you called, what is your family name? But I'm sure you have
none. I should be "Mrs. Gate-Keeper," perhaps, or
"Madame Dumpheap." You dog with my collar on, you
lackey with my father's hallmark on your buttons. I play rival
to my cook-oh-oh-oh! You believe that I am cowardly and want
to run away. No, now I shall stay. The thunder may roll. My
father will return-and find his desk broken into-his money gone!
Then he will ring-that bell. A scuffle with his servant-then
sends for the police-and then I tell all-everything! Oh, it
will be beautiful to have it all over with-if only that were

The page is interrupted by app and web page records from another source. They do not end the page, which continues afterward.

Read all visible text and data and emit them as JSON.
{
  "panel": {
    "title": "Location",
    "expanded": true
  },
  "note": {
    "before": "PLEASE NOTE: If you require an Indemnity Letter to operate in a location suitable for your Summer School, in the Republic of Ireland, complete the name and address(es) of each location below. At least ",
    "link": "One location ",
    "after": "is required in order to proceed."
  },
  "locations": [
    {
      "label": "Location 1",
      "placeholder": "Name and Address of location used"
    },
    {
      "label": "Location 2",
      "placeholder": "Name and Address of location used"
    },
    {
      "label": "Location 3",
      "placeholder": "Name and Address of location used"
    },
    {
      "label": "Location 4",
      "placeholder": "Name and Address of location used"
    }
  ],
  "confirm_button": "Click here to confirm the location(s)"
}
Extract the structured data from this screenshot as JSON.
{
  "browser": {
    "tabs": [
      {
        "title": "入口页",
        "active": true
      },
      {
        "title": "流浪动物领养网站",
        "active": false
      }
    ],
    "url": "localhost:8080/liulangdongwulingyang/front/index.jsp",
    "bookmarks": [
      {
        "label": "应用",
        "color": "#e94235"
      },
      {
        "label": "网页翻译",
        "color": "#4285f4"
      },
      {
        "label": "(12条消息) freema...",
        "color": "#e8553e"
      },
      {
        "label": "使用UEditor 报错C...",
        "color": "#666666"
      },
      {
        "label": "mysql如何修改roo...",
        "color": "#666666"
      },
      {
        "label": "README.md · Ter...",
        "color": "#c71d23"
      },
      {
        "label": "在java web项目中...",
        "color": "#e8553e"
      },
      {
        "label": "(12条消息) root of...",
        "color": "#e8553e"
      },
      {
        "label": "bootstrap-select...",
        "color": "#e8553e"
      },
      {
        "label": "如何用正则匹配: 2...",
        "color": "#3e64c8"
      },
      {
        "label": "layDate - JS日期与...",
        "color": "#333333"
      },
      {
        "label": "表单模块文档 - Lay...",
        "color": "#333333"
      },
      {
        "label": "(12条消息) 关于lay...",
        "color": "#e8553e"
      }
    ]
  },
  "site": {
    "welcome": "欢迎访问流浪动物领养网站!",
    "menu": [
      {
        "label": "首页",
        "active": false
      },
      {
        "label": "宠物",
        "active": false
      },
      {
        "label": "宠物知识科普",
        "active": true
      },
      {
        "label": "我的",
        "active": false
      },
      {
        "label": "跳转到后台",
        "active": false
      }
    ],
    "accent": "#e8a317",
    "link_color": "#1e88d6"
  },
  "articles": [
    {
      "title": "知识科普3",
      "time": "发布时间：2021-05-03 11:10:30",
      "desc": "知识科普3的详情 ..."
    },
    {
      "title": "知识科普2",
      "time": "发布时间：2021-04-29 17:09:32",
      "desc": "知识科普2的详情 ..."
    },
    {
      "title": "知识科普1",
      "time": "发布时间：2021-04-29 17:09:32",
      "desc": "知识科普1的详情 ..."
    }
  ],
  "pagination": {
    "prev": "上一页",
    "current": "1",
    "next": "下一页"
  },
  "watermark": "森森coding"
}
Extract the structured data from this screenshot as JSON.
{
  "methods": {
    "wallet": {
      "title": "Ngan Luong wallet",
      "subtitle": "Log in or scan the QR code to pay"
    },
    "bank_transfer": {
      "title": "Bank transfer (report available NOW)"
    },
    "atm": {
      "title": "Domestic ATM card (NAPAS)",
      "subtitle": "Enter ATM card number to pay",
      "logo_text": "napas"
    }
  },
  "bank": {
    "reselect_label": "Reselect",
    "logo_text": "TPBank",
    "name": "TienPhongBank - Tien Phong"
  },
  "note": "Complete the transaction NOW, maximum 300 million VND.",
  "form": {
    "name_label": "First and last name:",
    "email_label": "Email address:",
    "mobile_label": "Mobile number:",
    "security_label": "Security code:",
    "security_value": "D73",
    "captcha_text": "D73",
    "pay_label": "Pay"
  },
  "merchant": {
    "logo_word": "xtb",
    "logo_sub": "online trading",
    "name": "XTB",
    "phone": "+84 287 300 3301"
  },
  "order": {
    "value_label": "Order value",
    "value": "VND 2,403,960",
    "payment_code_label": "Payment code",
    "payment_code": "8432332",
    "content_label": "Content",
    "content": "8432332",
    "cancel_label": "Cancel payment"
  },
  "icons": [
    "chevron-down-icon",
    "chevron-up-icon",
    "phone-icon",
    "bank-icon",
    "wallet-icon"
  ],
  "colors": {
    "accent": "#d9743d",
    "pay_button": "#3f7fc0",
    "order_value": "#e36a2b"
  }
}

the end! And my father-he'll have a shock and die, and then
that will be the end. Then they will place his swords across
the coffin-and the Count's line is extinct. The serf's line
will continue in an orphanage, win honors in the gutter and
end in prison.
JEAN. Now it is the king's blood talking. Splendid, Miss Julie!
Only keep the miller in his sack.
[Enter Kristin with prayer-book in hand.]
JULIE [Hastening to Kristin and falls in her arms as though
seeking protection]. Help me, Kristin, help me against this
KRISTIN [Cold and unmoved]. What kind of performance is this
for a holy day morning? What does this mean-this noise and fuss?
From August Strindberg's MISS JULIE, written in 1888, first
performed in Stockholm in 1906